Short answer: they don’t go together.
Think of Galileo battling the Vatican, of Darwin’s critics, both in the 19th century and (unbelievably) today. It’s the thought I had when I was reading The Atlantic‘s A Perfect and Beautiful Machine, written to commemorate the 100th birthday of Alan Turing.
Turing’s contribution to science deserves multiple books by itself (and just for the record, the Google Doodle accompanying this was pretty fabulous, if difficult to understand at first), but it was the tone of the article that particularly struck me yesterday. This quote sums it up:
The very idea that mindless mechanicity can generate human-level — or divine level! — competence strikes many as philistine, repugnant, an insult to our minds, and the mind of God.
The whole reason why robotics and the idea of artificial intelligence strikes fear and disgust into the minds of people is the underlying assumption that human thought can be reduced to mechanic, and therefore mindless, principles. It is the same reason, Dennett explains, that some of us automatically reject the idea of evolution. Can the same process that produced the earthworm also produce Shakespeare?
The problem, I think, is that we have a very human-based view of the universe and our place in it. Which is both obvious and understandable; we’re human, it’s what we do. But a human scale of time — measured in terms of a century, if that — and a geological scale of time are incompatible in some respects, because it means we just don’t grasp how much time it takes for evolution to occur. We also don’t appreciate, on a scale of space, how vast our galaxy is, and how many light years lie between us and our nearest spiral galactic neighbor, Andromeda.
We can also say, similarly, that we don’t appreciate the tightly interconnected, intuition-like steps of cognition that help us achieve the most mundane tasks. We are content to assume that human thought is special and significant in some way. But the genius that we admire — the non-linear thinking and aesthetics of poetry and sculpture, or the form-function perfection of architectural feats — is still a very human admiration for a very human set of accomplishments.
Perhaps we make the case that, while evolution is an extremely strong theory and practically a law of nature, the notion of computing and artificial intelligence is simply another approach to reality, merely one way to progress scientifically.
That is: holding an anthropocentric view of human life is actually an impediment to the understanding and acceptance of evolution, which affects all life. But the only thing that point of view would have affected, in the field of computing, is the presence of smartphones in our lives.
Turing said this:
It is possible to invent a single machine which can be used to compute any computable sequence.
Here’s where I go out on a limb and say that Turing’s idea — (simplistically) that everything can be computed — is a subset of a greater idea that might have deeper scientific significance, something that could be damaged irretrievably by our anthropocentric view. The point I’m trying to get at is that Turing thought of human activity as reducible to computable components, and therefore things that could be reproduced by a machine. A large part of our “intelligence” is now replicable by machines.
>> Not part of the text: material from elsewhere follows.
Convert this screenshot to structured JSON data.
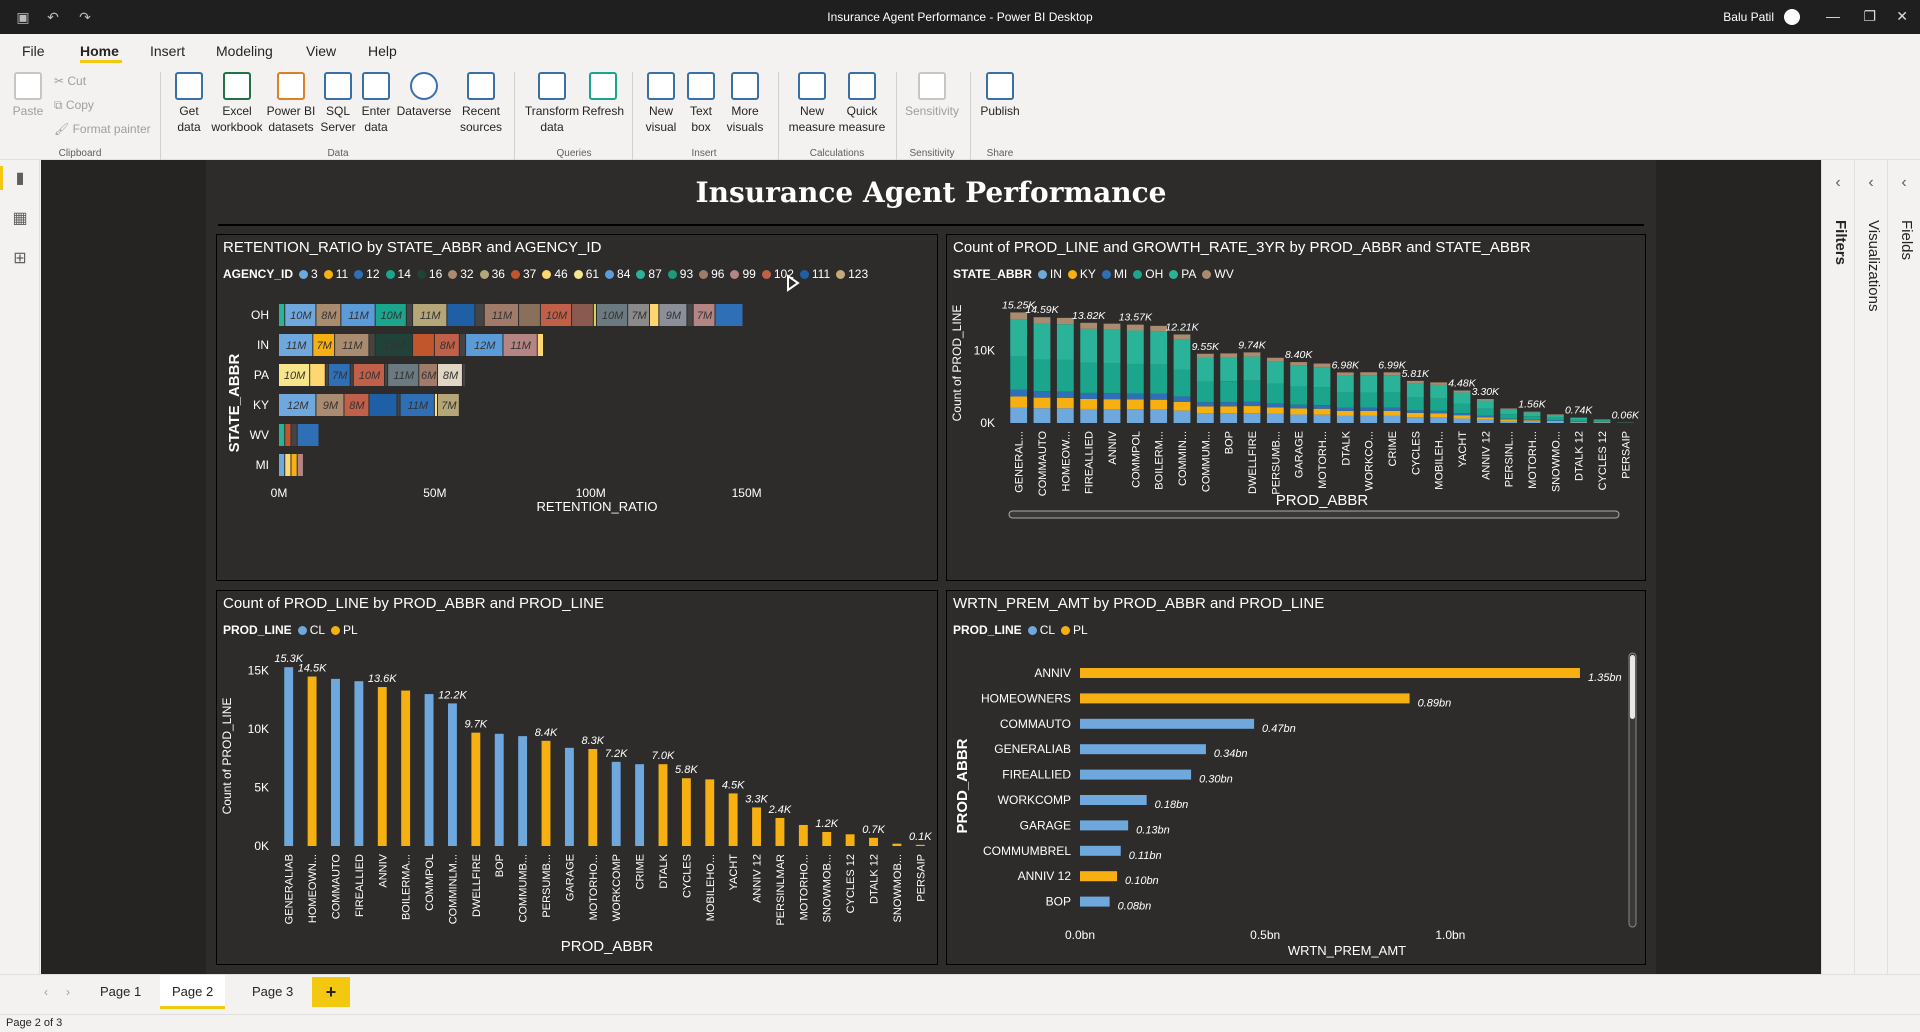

The greater idea I’m thinking of is intelligence. What is it? Does only human intelligence qualify? Do individual components of a system — like humans in society — qualify as intelligent, or does the society itself exhibit “intelligent” properties? Do animals have their own systems of intelligence?
The ideas I’m playing with here are, to some extent, farfetched. Possibly insane. But with so much astronomical work being done recently in the field of habitable planets and planetary configurations and the idea of water on Mars, I honestly think we’ve begun — quietly, without any fanfare, almost unconsciously — to take the idea of alien life seriously.
The problem is: will we recognize it if we see it?
I’m fully cognizant of the importance of DNA as building blocks of matter and of carbon in life-forms, but that is a very biological point of view to have. Not that I think we can or should be doing anything else; if we’re remotely mining our neighbor for signs of life, we really only have so much material to work with.
But what happens when we discover something unusual or unexpected? Stuck as we are on the idea of human intelligence, will we be able to recognize a non-human form of intelligence, of computability?
Let us, in fact, forget alien life for a while and focus on artificial intelligence here on Earth. We keep aiming for smarter machines and more intuitive objects — will we be able to recognize when we’ve succeeded, when the only standard of intelligence we’re looking at is human intelligence? Admittedly, there’s no other kind of intelligence that’s really relevant or that we even know of. And I’m certainly not talking about a Skynet-like self-consciousness. When do we know when machines have begun, not to spew out random phrases a la chatbots, but have begun to actually respond?
[This post was definitely supposed to end about five paragraphs ago.]
My point is this — as we scale upwards towards larger and larger slices of the known universe, scale down towards the nano-world in search of self-assembly and interesting behavior, build smarter machines and put the power of computability in nearly everyone’s hands, our view of Nature and of life has to change. We’re not the only players in this game.